:: Problem statement ::
Every line below is to be set down again exactly; any image stays out.

Interface dataset entries
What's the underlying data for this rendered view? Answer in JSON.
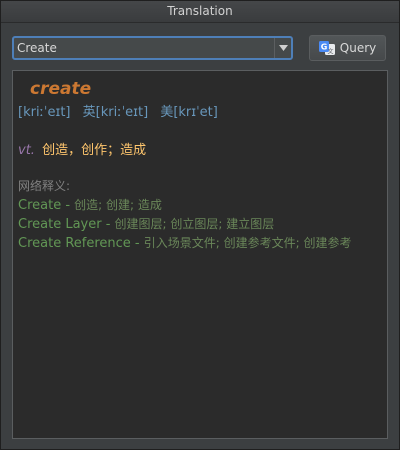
{
  "window": {
    "title": "Translation"
  },
  "toolbar": {
    "combo_value": "Create",
    "query_label": "Query",
    "icons": {
      "dropdown": "chevron-down-icon",
      "translate": "google-translate-icon"
    }
  },
  "result": {
    "word": "create",
    "phonetics": [
      "[kriːˈeɪt]",
      "英[kriːˈeɪt]",
      "美[krɪˈet]"
    ],
    "meaning": {
      "pos": "vt.",
      "text": "创造，创作；造成"
    },
    "web_heading": "网络释义:",
    "web_items": [
      {
        "term": "Create",
        "sep": " - ",
        "translations": "创造; 创建; 造成"
      },
      {
        "term": "Create Layer",
        "sep": " - ",
        "translations": "创建图层; 创立图层; 建立图层"
      },
      {
        "term": "Create Reference",
        "sep": " - ",
        "translations": "引入场景文件; 创建参考文件; 创建参考"
      }
    ]
  },
  "colors": {
    "word": "#cc7832",
    "phonetic": "#6897bb",
    "pos": "#9876aa",
    "meaning": "#ffc66d",
    "web_heading": "#808080",
    "web_term": "#629755",
    "combo_focus_border": "#4e7fb8"
  }
}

:: Written solution ::
What's the underlying data for this rendered view? Answer in JSON.
{
  "window": {
    "title": "Translation"
  },
  "toolbar": {
    "combo_value": "Create",
    "query_label": "Query",
    "icons": {
      "dropdown": "chevron-down-icon",
      "translate": "google-translate-icon"
    }
  },
  "result": {
    "word": "create",
    "phonetics": [
      "[kriːˈeɪt]",
      "英[kriːˈeɪt]",
      "美[krɪˈet]"
    ],
    "meaning": {
      "pos": "vt.",
      "text": "创造，创作；造成"
    },
    "web_heading": "网络释义:",
    "web_items": [
      {
        "term": "Create",
        "sep": " - ",
        "translations": "创造; 创建; 造成"
      },
      {
        "term": "Create Layer",
        "sep": " - ",
        "translations": "创建图层; 创立图层; 建立图层"
      },
      {
        "term": "Create Reference",
        "sep": " - ",
        "translations": "引入场景文件; 创建参考文件; 创建参考"
      }
    ]
  },
  "colors": {
    "word": "#cc7832",
    "phonetic": "#6897bb",
    "pos": "#9876aa",
    "meaning": "#ffc66d",
    "web_heading": "#808080",
    "web_term": "#629755",
    "combo_focus_border": "#4e7fb8"
  }
}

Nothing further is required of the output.